If you to collect this information, however, you can combine it with Facebook’s data to gather valuable insights. Despite getting it’s start as a social network for college students, Facebook became a platform for people of all ages to interact online. This means that, no matter what age group you’re clients are, you can find them on Facebook.
Find more statistics at Statista
What Offline Attribution Means to Facebook Marketing
For the past few years, most companies only used social media as a brand awareness tool. The goal was to build your audience with potential customers, engage with them based on their needs or desires, and provide customer service to address problems and questions. Now, many digitally savvy companies use it as a top and mid-funnel tool, useful to promote sales and specific products, but rarely used as a closer. Facebook’s offline conversions API plans to change that.
This new API makes attribution easier by reducing the number of interactions with other channels. If a Facebook user can see where they need to go within the app, there’s no reason to use a search engine to visit your website for directions. (Considering that one out of every five minutes is spent on Facebook or Instagram, It’s not surprising that Mark Zuckerberg is looking for ways to keep customers on the app, even for the few seconds it takes to look up an address.)

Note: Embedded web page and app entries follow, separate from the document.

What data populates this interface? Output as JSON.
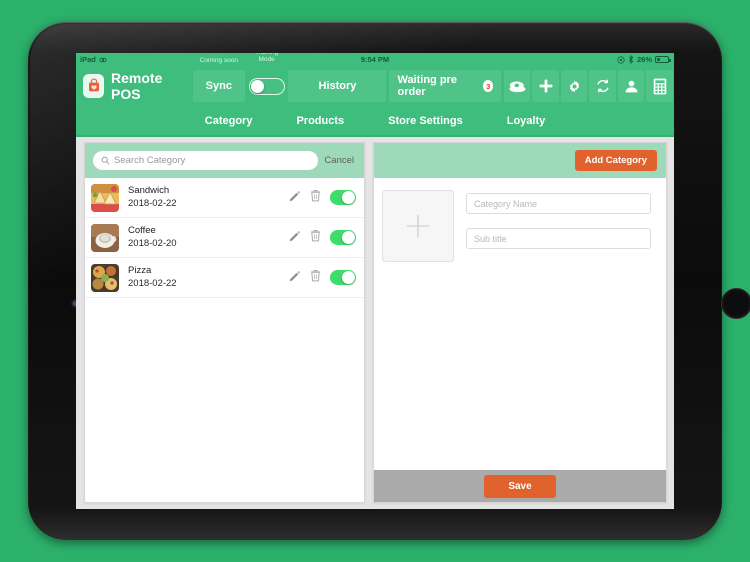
{
  "device": {
    "name": "iPad"
  },
  "status_bar": {
    "device_label": "iPad",
    "time": "9:54 PM",
    "battery_percent": "26%",
    "icons": [
      "bluetooth-icon",
      "location-icon",
      "battery-icon"
    ]
  },
  "header": {
    "app_title": "Remote POS",
    "logo_icon": "shopping-bag-icon",
    "sync": {
      "overlabel": "Coming soon",
      "label": "Sync"
    },
    "training_mode": {
      "overlabel": "Training\nMode",
      "label_line1": "Training",
      "label_line2": "Mode",
      "state": "off"
    },
    "history": {
      "label": "History"
    },
    "pre_order": {
      "label": "Waiting pre order",
      "count": "3"
    },
    "tool_icons": [
      "cash-icon",
      "plus-icon",
      "gear-icon",
      "refresh-icon",
      "person-icon",
      "calculator-icon"
    ]
  },
  "nav": {
    "tabs": [
      {
        "label": "Category",
        "active": true
      },
      {
        "label": "Products",
        "active": false
      },
      {
        "label": "Store Settings",
        "active": false
      },
      {
        "label": "Loyalty",
        "active": false
      }
    ]
  },
  "left_panel": {
    "search": {
      "placeholder": "Search Category",
      "value": "",
      "icon": "search-icon"
    },
    "cancel_label": "Cancel",
    "rows": [
      {
        "title": "Sandwich",
        "date": "2018-02-22",
        "enabled": true,
        "thumb": "sandwich-photo"
      },
      {
        "title": "Coffee",
        "date": "2018-02-20",
        "enabled": true,
        "thumb": "coffee-photo"
      },
      {
        "title": "Pizza",
        "date": "2018-02-22",
        "enabled": true,
        "thumb": "pizza-photo"
      }
    ],
    "row_actions": {
      "edit_icon": "pencil-icon",
      "delete_icon": "trash-icon",
      "toggle": "enable-toggle"
    }
  },
  "right_panel": {
    "add_category_label": "Add Category",
    "image_upload": {
      "icon": "plus-icon",
      "label": ""
    },
    "category_name": {
      "placeholder": "Category Name",
      "value": ""
    },
    "sub_title": {
      "placeholder": "Sub title",
      "value": ""
    },
    "save_label": "Save"
  },
  "colors": {
    "background_green": "#2cb16b",
    "header_green": "#3fbd7d",
    "panel_header_green": "#9ed9b9",
    "accent_orange": "#e1622c",
    "toggle_green": "#3fdb6b",
    "footer_gray": "#aaaaaa",
    "badge_red": "#e03a2f"
  }
}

While many business owners might feel squeamish at the idea of reducing site traffic, this is actually a good thing. You won’t end up attributing the same sale to multiple channels just because the customer clicked on a Google Ad when they were looking for your address.

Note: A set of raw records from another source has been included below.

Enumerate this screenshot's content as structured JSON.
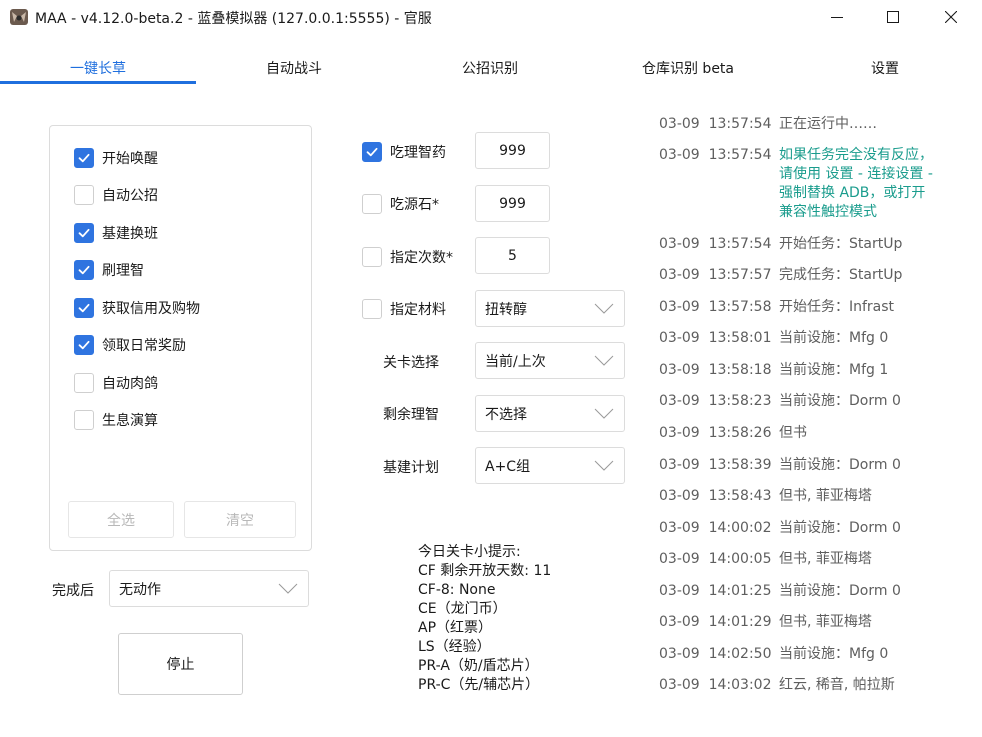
{
  "window": {
    "title": "MAA - v4.12.0-beta.2 - 蓝叠模拟器 (127.0.0.1:5555) - 官服",
    "icons": [
      "app-icon",
      "minimize-icon",
      "maximize-icon",
      "close-icon"
    ]
  },
  "tabs": [
    {
      "label": "一键长草",
      "active": true
    },
    {
      "label": "自动战斗",
      "active": false
    },
    {
      "label": "公招识别",
      "active": false
    },
    {
      "label": "仓库识别 beta",
      "active": false
    },
    {
      "label": "设置",
      "active": false
    }
  ],
  "tasks": [
    {
      "label": "开始唤醒",
      "checked": true
    },
    {
      "label": "自动公招",
      "checked": false
    },
    {
      "label": "基建换班",
      "checked": true
    },
    {
      "label": "刷理智",
      "checked": true
    },
    {
      "label": "获取信用及购物",
      "checked": true
    },
    {
      "label": "领取日常奖励",
      "checked": true
    },
    {
      "label": "自动肉鸽",
      "checked": false
    },
    {
      "label": "生息演算",
      "checked": false
    }
  ],
  "task_buttons": {
    "select_all": "全选",
    "clear": "清空"
  },
  "after_finish": {
    "label": "完成后",
    "value": "无动作"
  },
  "stop_button": "停止",
  "options": {
    "medicine": {
      "label": "吃理智药",
      "checked": true,
      "value": "999"
    },
    "stone": {
      "label": "吃源石*",
      "checked": false,
      "value": "999"
    },
    "times": {
      "label": "指定次数*",
      "checked": false,
      "value": "5"
    },
    "material": {
      "label": "指定材料",
      "checked": false,
      "value": "扭转醇"
    },
    "stage": {
      "label": "关卡选择",
      "value": "当前/上次"
    },
    "remaining": {
      "label": "剩余理智",
      "value": "不选择"
    },
    "plan": {
      "label": "基建计划",
      "value": "A+C组"
    }
  },
  "tips": [
    "今日关卡小提示:",
    "CF 剩余开放天数: 11",
    "CF-8: None",
    "CE（龙门币）",
    "AP（红票）",
    "LS（经验）",
    "PR-A（奶/盾芯片）",
    "PR-C（先/辅芯片）"
  ],
  "log": [
    {
      "date": "03-09",
      "time": "13:57:54",
      "msg": "正在运行中……",
      "note": false
    },
    {
      "date": "03-09",
      "time": "13:57:54",
      "msg": "如果任务完全没有反应，\n请使用 设置 - 连接设置 -\n强制替换 ADB，或打开\n兼容性触控模式",
      "note": true
    },
    {
      "date": "03-09",
      "time": "13:57:54",
      "msg": "开始任务：StartUp",
      "note": false
    },
    {
      "date": "03-09",
      "time": "13:57:57",
      "msg": "完成任务：StartUp",
      "note": false
    },
    {
      "date": "03-09",
      "time": "13:57:58",
      "msg": "开始任务：Infrast",
      "note": false
    },
    {
      "date": "03-09",
      "time": "13:58:01",
      "msg": "当前设施：Mfg 0",
      "note": false
    },
    {
      "date": "03-09",
      "time": "13:58:18",
      "msg": "当前设施：Mfg 1",
      "note": false
    },
    {
      "date": "03-09",
      "time": "13:58:23",
      "msg": "当前设施：Dorm 0",
      "note": false
    },
    {
      "date": "03-09",
      "time": "13:58:26",
      "msg": "但书",
      "note": false
    },
    {
      "date": "03-09",
      "time": "13:58:39",
      "msg": "当前设施：Dorm 0",
      "note": false
    },
    {
      "date": "03-09",
      "time": "13:58:43",
      "msg": "但书, 菲亚梅塔",
      "note": false
    },
    {
      "date": "03-09",
      "time": "14:00:02",
      "msg": "当前设施：Dorm 0",
      "note": false
    },
    {
      "date": "03-09",
      "time": "14:00:05",
      "msg": "但书, 菲亚梅塔",
      "note": false
    },
    {
      "date": "03-09",
      "time": "14:01:25",
      "msg": "当前设施：Dorm 0",
      "note": false
    },
    {
      "date": "03-09",
      "time": "14:01:29",
      "msg": "但书, 菲亚梅塔",
      "note": false
    },
    {
      "date": "03-09",
      "time": "14:02:50",
      "msg": "当前设施：Mfg 0",
      "note": false
    },
    {
      "date": "03-09",
      "time": "14:03:02",
      "msg": "红云, 稀音, 帕拉斯",
      "note": false
    }
  ],
  "colors": {
    "accent": "#1f6fde",
    "checkbox": "#2f74e0",
    "note": "#1a9c8d",
    "log_text": "#5e5e5e"
  }
}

Furthermore, Facebook’s offline conversion API proves the added value in social media marketing. If you’ve ever had to justify your ad spend, this API shows that you’re generating revenue from your position in the funnel. More than 80 percent of shoppers start their research online before making a purchase, and these ads are answering customer questions (where, what, and when) that they would have needed to search for elsewhere.
Alternative Site-to-Store Promotion Methods
Facebook and Google are just two companies that have been promoting site-to-store methods to prove their overall value to the business. Affiliate coupon sites like RetailMeNot and Ebates are both working to prove site-to-store value, from scanning receipts to linked credit cards for in-store cash back. As customers shift to shopping online, these digital deal sites can help local businesses track the effectiveness of their internet marketing.
On the retailer side, some companies are installing beacons around their stores that ping phones and analyze different types of customer behavior. With beacons, stores can get a feel for how customers travel around their store, what they linger at, and if they stop at items that were heavily advertised in different channels.
Most importantly, they can identify a new or repeat customer, and what digital path they took to arrive at the physical location.
Of course, all of your digital options don’t have to be complex. Tracking site-to-store behavior can be as simple as creating a unique coupon or barcode that is only found online, in an email, or on Facebook.
While there’s definitely a risk that other channels will pick up the discount (like coupon affiliate sites) it will provide you with a ballpark figure of what type of advertising power different digital channels have on your stores.
In the next few years, the company that succeeds with site-to-store metrics won’t necessarily drive the most traffic, but will be the one that figures out how to provide the most accurate measurement of that traffic.